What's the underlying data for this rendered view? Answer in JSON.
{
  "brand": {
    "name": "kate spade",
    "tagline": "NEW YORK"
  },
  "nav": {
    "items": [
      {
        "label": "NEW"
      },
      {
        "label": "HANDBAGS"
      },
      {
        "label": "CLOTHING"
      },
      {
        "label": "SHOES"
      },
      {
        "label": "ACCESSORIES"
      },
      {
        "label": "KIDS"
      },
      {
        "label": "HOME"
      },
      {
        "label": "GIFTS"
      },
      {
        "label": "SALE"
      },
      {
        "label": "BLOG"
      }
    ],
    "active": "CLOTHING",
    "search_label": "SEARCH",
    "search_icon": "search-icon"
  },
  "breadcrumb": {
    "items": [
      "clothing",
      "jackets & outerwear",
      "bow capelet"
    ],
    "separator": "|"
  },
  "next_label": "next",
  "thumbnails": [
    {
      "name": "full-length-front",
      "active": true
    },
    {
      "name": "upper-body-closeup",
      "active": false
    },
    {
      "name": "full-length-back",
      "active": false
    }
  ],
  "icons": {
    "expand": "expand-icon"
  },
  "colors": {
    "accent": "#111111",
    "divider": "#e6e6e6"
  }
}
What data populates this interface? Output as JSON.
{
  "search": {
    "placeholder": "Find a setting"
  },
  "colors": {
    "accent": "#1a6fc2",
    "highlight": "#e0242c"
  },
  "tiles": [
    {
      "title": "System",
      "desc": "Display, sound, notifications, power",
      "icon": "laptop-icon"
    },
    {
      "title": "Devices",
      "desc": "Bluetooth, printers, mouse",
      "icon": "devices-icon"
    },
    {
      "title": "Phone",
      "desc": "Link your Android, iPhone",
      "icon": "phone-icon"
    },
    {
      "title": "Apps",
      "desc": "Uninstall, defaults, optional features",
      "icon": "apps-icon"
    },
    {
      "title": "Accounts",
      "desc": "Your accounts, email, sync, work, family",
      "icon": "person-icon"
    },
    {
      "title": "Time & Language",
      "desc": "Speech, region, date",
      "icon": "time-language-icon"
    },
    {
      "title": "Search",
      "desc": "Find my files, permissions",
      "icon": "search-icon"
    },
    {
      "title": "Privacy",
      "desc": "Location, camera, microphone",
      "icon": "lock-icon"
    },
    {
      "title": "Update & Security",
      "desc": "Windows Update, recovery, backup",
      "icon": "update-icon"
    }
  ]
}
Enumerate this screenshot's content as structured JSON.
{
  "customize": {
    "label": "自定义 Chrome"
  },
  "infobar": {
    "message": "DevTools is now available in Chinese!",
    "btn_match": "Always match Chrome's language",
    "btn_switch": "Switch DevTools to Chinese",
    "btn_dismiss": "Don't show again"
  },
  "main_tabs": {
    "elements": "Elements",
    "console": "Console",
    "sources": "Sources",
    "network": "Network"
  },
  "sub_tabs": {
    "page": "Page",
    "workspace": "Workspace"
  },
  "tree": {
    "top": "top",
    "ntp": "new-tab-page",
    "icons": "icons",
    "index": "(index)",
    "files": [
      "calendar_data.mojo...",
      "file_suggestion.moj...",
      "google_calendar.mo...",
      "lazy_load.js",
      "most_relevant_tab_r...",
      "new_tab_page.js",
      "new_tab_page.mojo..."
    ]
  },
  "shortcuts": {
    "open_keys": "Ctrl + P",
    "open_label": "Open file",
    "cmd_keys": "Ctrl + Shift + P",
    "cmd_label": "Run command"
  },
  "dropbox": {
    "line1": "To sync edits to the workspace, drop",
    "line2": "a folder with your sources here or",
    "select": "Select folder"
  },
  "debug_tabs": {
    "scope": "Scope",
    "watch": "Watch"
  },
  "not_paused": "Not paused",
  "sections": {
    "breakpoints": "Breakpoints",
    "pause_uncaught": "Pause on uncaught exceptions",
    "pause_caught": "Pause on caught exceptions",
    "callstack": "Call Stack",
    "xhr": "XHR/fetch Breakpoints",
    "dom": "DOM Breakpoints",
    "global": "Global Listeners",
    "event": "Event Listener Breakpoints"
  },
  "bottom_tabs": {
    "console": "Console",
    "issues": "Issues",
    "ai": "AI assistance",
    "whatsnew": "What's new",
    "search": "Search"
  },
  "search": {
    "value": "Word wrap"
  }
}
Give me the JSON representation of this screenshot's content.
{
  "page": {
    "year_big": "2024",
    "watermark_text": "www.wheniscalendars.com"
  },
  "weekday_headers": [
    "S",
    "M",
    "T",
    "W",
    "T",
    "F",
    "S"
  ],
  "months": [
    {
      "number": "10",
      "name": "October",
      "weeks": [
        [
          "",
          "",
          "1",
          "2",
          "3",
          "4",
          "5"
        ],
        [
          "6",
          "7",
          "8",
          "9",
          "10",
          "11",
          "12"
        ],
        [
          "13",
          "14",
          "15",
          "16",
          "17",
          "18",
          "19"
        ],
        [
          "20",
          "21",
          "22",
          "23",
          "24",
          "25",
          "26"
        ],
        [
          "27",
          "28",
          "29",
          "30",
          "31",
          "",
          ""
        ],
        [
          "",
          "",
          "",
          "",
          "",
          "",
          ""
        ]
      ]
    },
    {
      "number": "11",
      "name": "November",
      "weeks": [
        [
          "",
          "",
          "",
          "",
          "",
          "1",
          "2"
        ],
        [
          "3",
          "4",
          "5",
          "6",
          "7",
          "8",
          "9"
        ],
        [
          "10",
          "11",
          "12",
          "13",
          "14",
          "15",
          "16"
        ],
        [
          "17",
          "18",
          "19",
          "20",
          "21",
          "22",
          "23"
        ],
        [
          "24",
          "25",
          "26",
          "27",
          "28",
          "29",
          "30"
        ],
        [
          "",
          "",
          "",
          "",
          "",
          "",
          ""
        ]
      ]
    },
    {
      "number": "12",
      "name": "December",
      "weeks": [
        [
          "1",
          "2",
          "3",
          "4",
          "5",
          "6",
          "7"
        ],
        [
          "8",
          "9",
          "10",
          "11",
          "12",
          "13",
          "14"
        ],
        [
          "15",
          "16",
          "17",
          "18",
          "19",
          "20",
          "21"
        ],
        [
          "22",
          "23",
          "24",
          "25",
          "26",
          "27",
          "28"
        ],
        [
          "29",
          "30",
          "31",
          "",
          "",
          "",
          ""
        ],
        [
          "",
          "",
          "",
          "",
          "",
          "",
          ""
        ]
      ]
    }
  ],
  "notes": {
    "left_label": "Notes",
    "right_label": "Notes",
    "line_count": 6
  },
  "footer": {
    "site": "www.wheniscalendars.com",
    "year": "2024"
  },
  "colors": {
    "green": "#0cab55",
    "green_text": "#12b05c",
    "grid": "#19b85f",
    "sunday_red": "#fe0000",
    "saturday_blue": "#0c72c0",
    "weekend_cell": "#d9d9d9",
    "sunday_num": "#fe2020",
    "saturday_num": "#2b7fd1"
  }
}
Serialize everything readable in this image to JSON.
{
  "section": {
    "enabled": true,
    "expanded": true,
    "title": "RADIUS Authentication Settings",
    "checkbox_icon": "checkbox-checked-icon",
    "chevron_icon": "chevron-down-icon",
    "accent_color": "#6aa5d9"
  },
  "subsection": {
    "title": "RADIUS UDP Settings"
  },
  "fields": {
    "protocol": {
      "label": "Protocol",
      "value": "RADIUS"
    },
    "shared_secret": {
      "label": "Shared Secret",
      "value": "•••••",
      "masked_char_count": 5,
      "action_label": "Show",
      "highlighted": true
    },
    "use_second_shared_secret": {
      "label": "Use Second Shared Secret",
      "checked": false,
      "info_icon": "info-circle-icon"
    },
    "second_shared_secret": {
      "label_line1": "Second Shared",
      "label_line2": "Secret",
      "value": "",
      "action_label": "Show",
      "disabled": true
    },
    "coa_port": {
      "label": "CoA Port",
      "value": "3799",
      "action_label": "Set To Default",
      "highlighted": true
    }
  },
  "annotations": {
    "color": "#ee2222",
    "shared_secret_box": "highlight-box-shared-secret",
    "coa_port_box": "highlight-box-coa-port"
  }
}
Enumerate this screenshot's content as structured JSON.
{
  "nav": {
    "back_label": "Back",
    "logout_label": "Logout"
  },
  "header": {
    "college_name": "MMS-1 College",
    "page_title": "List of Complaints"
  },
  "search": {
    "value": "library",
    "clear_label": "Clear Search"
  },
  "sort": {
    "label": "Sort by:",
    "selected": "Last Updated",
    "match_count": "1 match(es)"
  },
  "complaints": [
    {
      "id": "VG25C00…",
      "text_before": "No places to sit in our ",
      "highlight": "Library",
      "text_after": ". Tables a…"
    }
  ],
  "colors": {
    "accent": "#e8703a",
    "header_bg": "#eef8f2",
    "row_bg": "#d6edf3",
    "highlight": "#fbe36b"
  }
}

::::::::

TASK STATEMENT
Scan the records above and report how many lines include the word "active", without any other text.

RESPONSE
4